It's routine protocol for agents at all ports of entry to screen for radiation with personal radiation devices, but now Homeland Security is directing agents to be more watchful.
"In an exercise of caution, and just to make sure everyone remains safe, we are doing screenings of passengers and cargo," said Secretary of Homeland Security Janet Napolitano. "If there happens to be a blip in terms of radiation."
Japan's nuclear crisis is drawing attention worldwide and is the reason many U.S. residents and Japanese nationals alike are leaving the country.
"I think everyone was paying attention to it," said Phoenix resident Kevin Strehlow. "I was definitely worried about the future with radiation levels because I know they are growing over time. Even in Tokyo, I know they're saying it's like getting an X-ray, but over time even that can grow worse."
"What's happening in Japan is quite scary," said Tokyo resident Mako Valentine. "We're not getting the real story so to be safe we came back to the States."
San Diego resident Pamela Molohon said she's relieved to be back in the U.S., but is worried about her son and his family.
"My daughter-in-law and I agreed not to take the children outside," said Molohon. "Don't take them outside needlessly because the situation can change from moment to moment."
For Tokyo resident Robert Dudley, the order to come home came from his mother.
"I'm going to have him go to Kaiser to get him checked out," said Dudley's mom Joyce Revis. "I already had that planned, he didn't know. I'm so glad, you don't even know. I am just glad my kid is back."

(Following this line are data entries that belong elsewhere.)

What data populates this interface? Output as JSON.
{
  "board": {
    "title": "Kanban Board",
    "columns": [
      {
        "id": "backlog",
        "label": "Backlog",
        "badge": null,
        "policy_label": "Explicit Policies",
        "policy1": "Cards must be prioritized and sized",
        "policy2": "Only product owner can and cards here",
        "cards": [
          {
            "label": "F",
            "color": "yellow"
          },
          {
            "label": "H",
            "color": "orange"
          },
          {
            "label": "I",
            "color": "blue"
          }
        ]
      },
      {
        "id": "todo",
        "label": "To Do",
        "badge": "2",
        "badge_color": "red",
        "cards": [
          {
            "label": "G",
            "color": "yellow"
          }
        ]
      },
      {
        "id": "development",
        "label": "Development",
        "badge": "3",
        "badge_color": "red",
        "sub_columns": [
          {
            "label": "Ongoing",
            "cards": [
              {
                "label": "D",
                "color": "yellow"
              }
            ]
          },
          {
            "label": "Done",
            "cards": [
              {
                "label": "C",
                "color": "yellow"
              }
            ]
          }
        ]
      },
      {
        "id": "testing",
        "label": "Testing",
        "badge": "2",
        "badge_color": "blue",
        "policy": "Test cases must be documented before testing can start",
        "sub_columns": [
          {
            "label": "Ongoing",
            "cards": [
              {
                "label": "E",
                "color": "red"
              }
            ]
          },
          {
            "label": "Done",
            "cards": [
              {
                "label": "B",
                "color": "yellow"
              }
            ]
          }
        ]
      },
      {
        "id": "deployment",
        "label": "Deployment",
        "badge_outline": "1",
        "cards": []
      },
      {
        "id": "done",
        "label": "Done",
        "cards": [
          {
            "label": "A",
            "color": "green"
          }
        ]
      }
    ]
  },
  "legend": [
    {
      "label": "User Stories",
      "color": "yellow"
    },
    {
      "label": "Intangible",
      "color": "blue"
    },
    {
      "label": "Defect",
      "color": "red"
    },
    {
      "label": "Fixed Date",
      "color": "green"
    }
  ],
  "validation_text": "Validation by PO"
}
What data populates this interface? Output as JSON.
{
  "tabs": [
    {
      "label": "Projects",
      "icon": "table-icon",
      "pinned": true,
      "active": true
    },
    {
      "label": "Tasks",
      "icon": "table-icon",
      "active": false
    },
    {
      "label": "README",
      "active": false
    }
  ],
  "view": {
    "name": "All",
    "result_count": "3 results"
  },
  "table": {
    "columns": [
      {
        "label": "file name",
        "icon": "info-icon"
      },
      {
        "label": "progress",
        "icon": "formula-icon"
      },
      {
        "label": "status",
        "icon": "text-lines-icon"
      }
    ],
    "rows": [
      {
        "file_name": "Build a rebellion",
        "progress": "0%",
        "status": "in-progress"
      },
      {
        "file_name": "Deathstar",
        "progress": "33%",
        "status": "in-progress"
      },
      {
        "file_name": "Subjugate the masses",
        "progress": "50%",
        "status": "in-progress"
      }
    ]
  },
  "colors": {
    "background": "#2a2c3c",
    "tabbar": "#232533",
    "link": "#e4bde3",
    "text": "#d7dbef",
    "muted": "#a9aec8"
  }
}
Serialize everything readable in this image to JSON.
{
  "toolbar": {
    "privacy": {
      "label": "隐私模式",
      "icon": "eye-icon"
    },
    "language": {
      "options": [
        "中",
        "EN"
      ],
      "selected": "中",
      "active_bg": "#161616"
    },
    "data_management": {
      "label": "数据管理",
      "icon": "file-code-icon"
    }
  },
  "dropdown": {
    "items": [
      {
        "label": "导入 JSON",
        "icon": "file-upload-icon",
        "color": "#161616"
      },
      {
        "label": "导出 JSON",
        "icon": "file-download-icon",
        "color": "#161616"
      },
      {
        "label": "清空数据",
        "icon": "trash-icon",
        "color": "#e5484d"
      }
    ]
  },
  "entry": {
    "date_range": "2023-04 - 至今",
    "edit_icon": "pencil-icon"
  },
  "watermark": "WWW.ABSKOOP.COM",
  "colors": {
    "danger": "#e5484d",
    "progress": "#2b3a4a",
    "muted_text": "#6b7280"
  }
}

Homeland Security said that so far no harmful levels of radiation have reached the U.S. But radiation has been detected on several passengers at airports in the country, including Chicago and Dallas.
But what is the next step if harmful levels are found? Those individuals will meet with health officials, but where will they go? It's still unclear if there will be a quarantine process.